* TASK TO CARRY OUT
For every record below, write out an exact copy.

* PROVIDED DATA
>>>

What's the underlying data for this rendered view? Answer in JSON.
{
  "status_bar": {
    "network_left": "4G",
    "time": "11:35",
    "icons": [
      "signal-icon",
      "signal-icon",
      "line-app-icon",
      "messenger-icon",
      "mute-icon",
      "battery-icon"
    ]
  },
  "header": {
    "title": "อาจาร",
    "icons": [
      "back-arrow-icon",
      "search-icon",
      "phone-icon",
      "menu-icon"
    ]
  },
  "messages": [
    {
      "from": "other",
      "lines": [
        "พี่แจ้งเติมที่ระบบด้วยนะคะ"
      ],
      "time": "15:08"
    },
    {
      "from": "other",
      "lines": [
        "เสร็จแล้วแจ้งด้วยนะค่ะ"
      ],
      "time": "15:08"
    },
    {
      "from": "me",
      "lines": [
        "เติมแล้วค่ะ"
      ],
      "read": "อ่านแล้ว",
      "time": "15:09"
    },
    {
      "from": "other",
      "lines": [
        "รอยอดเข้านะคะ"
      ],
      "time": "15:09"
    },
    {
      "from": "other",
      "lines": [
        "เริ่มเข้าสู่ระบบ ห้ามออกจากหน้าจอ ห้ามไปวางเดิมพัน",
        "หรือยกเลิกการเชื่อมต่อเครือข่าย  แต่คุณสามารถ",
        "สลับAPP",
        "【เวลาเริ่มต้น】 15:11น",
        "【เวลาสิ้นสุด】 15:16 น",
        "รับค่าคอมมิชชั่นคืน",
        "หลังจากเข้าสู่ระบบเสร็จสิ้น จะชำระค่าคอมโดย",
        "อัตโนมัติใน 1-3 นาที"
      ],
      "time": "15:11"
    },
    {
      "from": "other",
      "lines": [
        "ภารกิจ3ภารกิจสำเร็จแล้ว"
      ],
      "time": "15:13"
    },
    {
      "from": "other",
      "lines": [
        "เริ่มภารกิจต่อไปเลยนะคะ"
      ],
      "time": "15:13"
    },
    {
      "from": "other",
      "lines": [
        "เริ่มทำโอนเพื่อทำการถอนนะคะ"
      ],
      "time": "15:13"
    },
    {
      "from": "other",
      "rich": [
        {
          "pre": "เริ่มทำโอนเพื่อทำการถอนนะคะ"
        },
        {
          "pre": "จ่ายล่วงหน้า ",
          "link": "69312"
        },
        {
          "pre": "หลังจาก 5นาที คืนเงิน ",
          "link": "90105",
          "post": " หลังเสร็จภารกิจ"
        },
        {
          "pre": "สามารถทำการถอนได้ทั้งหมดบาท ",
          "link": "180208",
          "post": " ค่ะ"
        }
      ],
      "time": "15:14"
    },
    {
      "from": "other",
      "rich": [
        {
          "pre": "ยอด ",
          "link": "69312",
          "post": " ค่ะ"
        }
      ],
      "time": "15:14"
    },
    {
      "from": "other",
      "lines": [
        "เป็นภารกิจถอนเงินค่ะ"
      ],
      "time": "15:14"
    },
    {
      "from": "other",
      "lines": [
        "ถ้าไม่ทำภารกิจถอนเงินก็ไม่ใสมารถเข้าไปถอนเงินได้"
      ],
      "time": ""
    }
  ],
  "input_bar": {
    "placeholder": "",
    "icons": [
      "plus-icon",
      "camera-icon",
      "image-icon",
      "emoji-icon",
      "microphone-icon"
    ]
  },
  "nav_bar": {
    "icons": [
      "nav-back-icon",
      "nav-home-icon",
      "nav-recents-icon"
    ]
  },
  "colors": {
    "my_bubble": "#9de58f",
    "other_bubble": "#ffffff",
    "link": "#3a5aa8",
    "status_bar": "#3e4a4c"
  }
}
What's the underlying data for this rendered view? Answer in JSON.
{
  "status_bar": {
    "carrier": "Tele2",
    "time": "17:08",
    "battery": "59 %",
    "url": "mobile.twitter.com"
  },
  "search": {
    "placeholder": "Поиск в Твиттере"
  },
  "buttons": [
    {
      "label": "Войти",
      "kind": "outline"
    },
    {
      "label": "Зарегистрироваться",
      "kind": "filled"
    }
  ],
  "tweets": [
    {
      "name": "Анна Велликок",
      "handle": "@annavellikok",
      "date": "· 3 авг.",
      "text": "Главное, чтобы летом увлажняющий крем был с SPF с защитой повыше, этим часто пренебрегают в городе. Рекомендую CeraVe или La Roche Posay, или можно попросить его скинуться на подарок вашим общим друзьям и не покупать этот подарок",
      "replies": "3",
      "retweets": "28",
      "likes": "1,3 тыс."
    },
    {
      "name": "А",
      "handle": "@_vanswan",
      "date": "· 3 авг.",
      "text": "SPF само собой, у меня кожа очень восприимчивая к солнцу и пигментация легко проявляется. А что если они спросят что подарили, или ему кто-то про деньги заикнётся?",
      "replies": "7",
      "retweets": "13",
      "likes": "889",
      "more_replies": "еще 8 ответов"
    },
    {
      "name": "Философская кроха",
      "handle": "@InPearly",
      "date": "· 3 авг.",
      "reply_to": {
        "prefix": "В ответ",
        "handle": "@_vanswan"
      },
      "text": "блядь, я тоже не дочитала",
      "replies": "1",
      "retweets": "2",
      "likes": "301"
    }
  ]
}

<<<

* RESPONSE BOX
What's the underlying data for this rendered view? Answer in JSON.
{
  "status_bar": {
    "network_left": "4G",
    "time": "11:35",
    "icons": [
      "signal-icon",
      "signal-icon",
      "line-app-icon",
      "messenger-icon",
      "mute-icon",
      "battery-icon"
    ]
  },
  "header": {
    "title": "อาจาร",
    "icons": [
      "back-arrow-icon",
      "search-icon",
      "phone-icon",
      "menu-icon"
    ]
  },
  "messages": [
    {
      "from": "other",
      "lines": [
        "พี่แจ้งเติมที่ระบบด้วยนะคะ"
      ],
      "time": "15:08"
    },
    {
      "from": "other",
      "lines": [
        "เสร็จแล้วแจ้งด้วยนะค่ะ"
      ],
      "time": "15:08"
    },
    {
      "from": "me",
      "lines": [
        "เติมแล้วค่ะ"
      ],
      "read": "อ่านแล้ว",
      "time": "15:09"
    },
    {
      "from": "other",
      "lines": [
        "รอยอดเข้านะคะ"
      ],
      "time": "15:09"
    },
    {
      "from": "other",
      "lines": [
        "เริ่มเข้าสู่ระบบ ห้ามออกจากหน้าจอ ห้ามไปวางเดิมพัน",
        "หรือยกเลิกการเชื่อมต่อเครือข่าย  แต่คุณสามารถ",
        "สลับAPP",
        "【เวลาเริ่มต้น】 15:11น",
        "【เวลาสิ้นสุด】 15:16 น",
        "รับค่าคอมมิชชั่นคืน",
        "หลังจากเข้าสู่ระบบเสร็จสิ้น จะชำระค่าคอมโดย",
        "อัตโนมัติใน 1-3 นาที"
      ],
      "time": "15:11"
    },
    {
      "from": "other",
      "lines": [
        "ภารกิจ3ภารกิจสำเร็จแล้ว"
      ],
      "time": "15:13"
    },
    {
      "from": "other",
      "lines": [
        "เริ่มภารกิจต่อไปเลยนะคะ"
      ],
      "time": "15:13"
    },
    {
      "from": "other",
      "lines": [
        "เริ่มทำโอนเพื่อทำการถอนนะคะ"
      ],
      "time": "15:13"
    },
    {
      "from": "other",
      "rich": [
        {
          "pre": "เริ่มทำโอนเพื่อทำการถอนนะคะ"
        },
        {
          "pre": "จ่ายล่วงหน้า ",
          "link": "69312"
        },
        {
          "pre": "หลังจาก 5นาที คืนเงิน ",
          "link": "90105",
          "post": " หลังเสร็จภารกิจ"
        },
        {
          "pre": "สามารถทำการถอนได้ทั้งหมดบาท ",
          "link": "180208",
          "post": " ค่ะ"
        }
      ],
      "time": "15:14"
    },
    {
      "from": "other",
      "rich": [
        {
          "pre": "ยอด ",
          "link": "69312",
          "post": " ค่ะ"
        }
      ],
      "time": "15:14"
    },
    {
      "from": "other",
      "lines": [
        "เป็นภารกิจถอนเงินค่ะ"
      ],
      "time": "15:14"
    },
    {
      "from": "other",
      "lines": [
        "ถ้าไม่ทำภารกิจถอนเงินก็ไม่ใสมารถเข้าไปถอนเงินได้"
      ],
      "time": ""
    }
  ],
  "input_bar": {
    "placeholder": "",
    "icons": [
      "plus-icon",
      "camera-icon",
      "image-icon",
      "emoji-icon",
      "microphone-icon"
    ]
  },
  "nav_bar": {
    "icons": [
      "nav-back-icon",
      "nav-home-icon",
      "nav-recents-icon"
    ]
  },
  "colors": {
    "my_bubble": "#9de58f",
    "other_bubble": "#ffffff",
    "link": "#3a5aa8",
    "status_bar": "#3e4a4c"
  }
}
What's the underlying data for this rendered view? Answer in JSON.
{
  "status_bar": {
    "carrier": "Tele2",
    "time": "17:08",
    "battery": "59 %",
    "url": "mobile.twitter.com"
  },
  "search": {
    "placeholder": "Поиск в Твиттере"
  },
  "buttons": [
    {
      "label": "Войти",
      "kind": "outline"
    },
    {
      "label": "Зарегистрироваться",
      "kind": "filled"
    }
  ],
  "tweets": [
    {
      "name": "Анна Велликок",
      "handle": "@annavellikok",
      "date": "· 3 авг.",
      "text": "Главное, чтобы летом увлажняющий крем был с SPF с защитой повыше, этим часто пренебрегают в городе. Рекомендую CeraVe или La Roche Posay, или можно попросить его скинуться на подарок вашим общим друзьям и не покупать этот подарок",
      "replies": "3",
      "retweets": "28",
      "likes": "1,3 тыс."
    },
    {
      "name": "А",
      "handle": "@_vanswan",
      "date": "· 3 авг.",
      "text": "SPF само собой, у меня кожа очень восприимчивая к солнцу и пигментация легко проявляется. А что если они спросят что подарили, или ему кто-то про деньги заикнётся?",
      "replies": "7",
      "retweets": "13",
      "likes": "889",
      "more_replies": "еще 8 ответов"
    },
    {
      "name": "Философская кроха",
      "handle": "@InPearly",
      "date": "· 3 авг.",
      "reply_to": {
        "prefix": "В ответ",
        "handle": "@_vanswan"
      },
      "text": "блядь, я тоже не дочитала",
      "replies": "1",
      "retweets": "2",
      "likes": "301"
    }
  ]
}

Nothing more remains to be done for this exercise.